‘He was the backbone of the family’
Sister of slain cop urges Government to do more to protect citizens
Police Constable Dwight Gregory, who was killed in Hatfield, Manchester, on Friday night, had snubbed suggestions by his sister to retire from the Jamaica Constabulary Force (JCF) – the institution to which he had given some three decades of service.
Fifty-three-year-old Gregory, who was assigned to the Manchester Police Division, was reportedly pounced upon by a gunman when he was leaving the No Limit Bar in the parish. The attacker, who has since been identified as 50-year-old Eric Miller, otherwise called ‘Burglar’, of Somerset district in Manchester, was also killed.
Investigators assigned to the Mandeville Criminal Investigations Branch say the bodies of both men were discovered about 10:00 p.m. on Friday, on an embankment near the establishment. Both men had been shot. Two firearms were seized at the scene – an illegal Springfield Smith & Wesson pistol with a magazine containing twelve 9mm rounds of ammunition and a Smith & Wesson revolver containing four rounds of ammunition.

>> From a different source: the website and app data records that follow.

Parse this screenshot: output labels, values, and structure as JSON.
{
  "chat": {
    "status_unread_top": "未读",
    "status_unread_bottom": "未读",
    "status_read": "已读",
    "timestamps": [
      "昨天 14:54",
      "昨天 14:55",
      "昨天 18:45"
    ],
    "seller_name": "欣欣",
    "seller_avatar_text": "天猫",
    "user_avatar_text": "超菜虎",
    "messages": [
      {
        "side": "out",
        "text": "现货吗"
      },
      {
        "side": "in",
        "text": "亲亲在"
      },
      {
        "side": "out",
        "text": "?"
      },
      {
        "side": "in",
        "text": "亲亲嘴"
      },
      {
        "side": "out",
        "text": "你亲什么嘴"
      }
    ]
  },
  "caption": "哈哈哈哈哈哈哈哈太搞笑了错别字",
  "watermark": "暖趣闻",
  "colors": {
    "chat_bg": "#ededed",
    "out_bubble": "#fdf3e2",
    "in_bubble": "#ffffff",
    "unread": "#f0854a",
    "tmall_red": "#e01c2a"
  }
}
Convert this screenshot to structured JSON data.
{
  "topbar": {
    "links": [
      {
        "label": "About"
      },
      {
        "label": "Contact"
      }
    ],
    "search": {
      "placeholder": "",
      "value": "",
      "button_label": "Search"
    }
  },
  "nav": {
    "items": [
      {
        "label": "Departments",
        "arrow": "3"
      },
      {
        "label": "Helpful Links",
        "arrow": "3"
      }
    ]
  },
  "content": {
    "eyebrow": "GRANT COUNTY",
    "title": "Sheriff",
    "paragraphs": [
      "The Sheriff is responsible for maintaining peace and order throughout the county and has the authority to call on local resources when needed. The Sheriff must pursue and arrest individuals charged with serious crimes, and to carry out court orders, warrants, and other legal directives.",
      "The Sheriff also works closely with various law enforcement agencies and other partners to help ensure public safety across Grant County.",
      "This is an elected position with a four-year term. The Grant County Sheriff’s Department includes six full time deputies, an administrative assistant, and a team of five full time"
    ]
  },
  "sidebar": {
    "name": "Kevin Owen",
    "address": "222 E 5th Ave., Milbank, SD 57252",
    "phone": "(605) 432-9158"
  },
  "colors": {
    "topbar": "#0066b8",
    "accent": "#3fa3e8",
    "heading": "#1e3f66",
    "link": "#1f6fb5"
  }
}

Citing a crime crisis in Jamaica, Gregory’s sister told The Sunday Gleaner that she advised her brother to retire from his job and migrate overseas where most of his siblings reside, because the crime situation “was getting too bad”.
“He still stayed because he loved his job. He loved doing his job. He spent nearly 30 years protecting citizens of this country and he did it proudly,” shared Jane Smith*.
The grieving relative bemoaned that more needs to be done to offer protection to citizens, especially police officers who are charged with the mandate to protect civilians.
“The crime situation is really getting out of hand. I don’t think a lot has been done to secure our citizens of Jamaica, especially a police officer, and it hurts to know that we have to bury our brother who died at the hands of a gunman. We are lost and we don’t know which way to turn. He was the backbone of the family,” a distraught Smith said.
LAST TEXT MESSAGE
Reminiscing on the good memories, Smith told The Sunday Gleaner that Gregory kept the family WhatsApp group alive, and corresponded regularly via video calls and text messages, but little did she know that her brother’s text message to her at 9:24 on Friday night would be his last.
She said when she responded a few minutes later and got no reply, she tried calling him, but her efforts were futile as his phone rang unanswered then went to voicemail. A call sometime around 11:00 p.m. bore the tragic news that sent the family into a tailspin.
The sister said the task of keeping the dreaded news from Gregory’s 92-year-old mother is compounding the family’s grief. She shared that Gregory had been his mother’s caregiver for the past few months, after the elderly woman recovered from COVID-19. Gregory, the tenth of eleven children, was reportedly his mother’s favourite.
“We can’t tell her...we can’t let her know this. She will never know because we’re not going to tell her. He was the favourite of my mom. My mom called him her police son, because she was proud of him. They had a good relationship. There was nothing to her like her son,” Smith said.
“He took care of her. He would come home in the mornings and the first thing he would is go and check on her and find out if she had breakfast or if she showered. He did everything for her, he loved her, she loved him. He was her favourite and we never felt bad about it.”
She added, “Even the other day when my mom got sick, he said ‘I’m happy I can take care of her because if I couldn’t take care of her, she wouldn’t be alive today’, because we had to take her to the private hospital.”
Despite his strict demeanour, Gregory, a father of two, was also described as the favourite uncle.
Up to November 27, the parish of Manchester recorded a total of 29 murders – 6.5 per cent less when compared to 31 murders for the corresponding period in 2020.
[*Name changed to protect identity]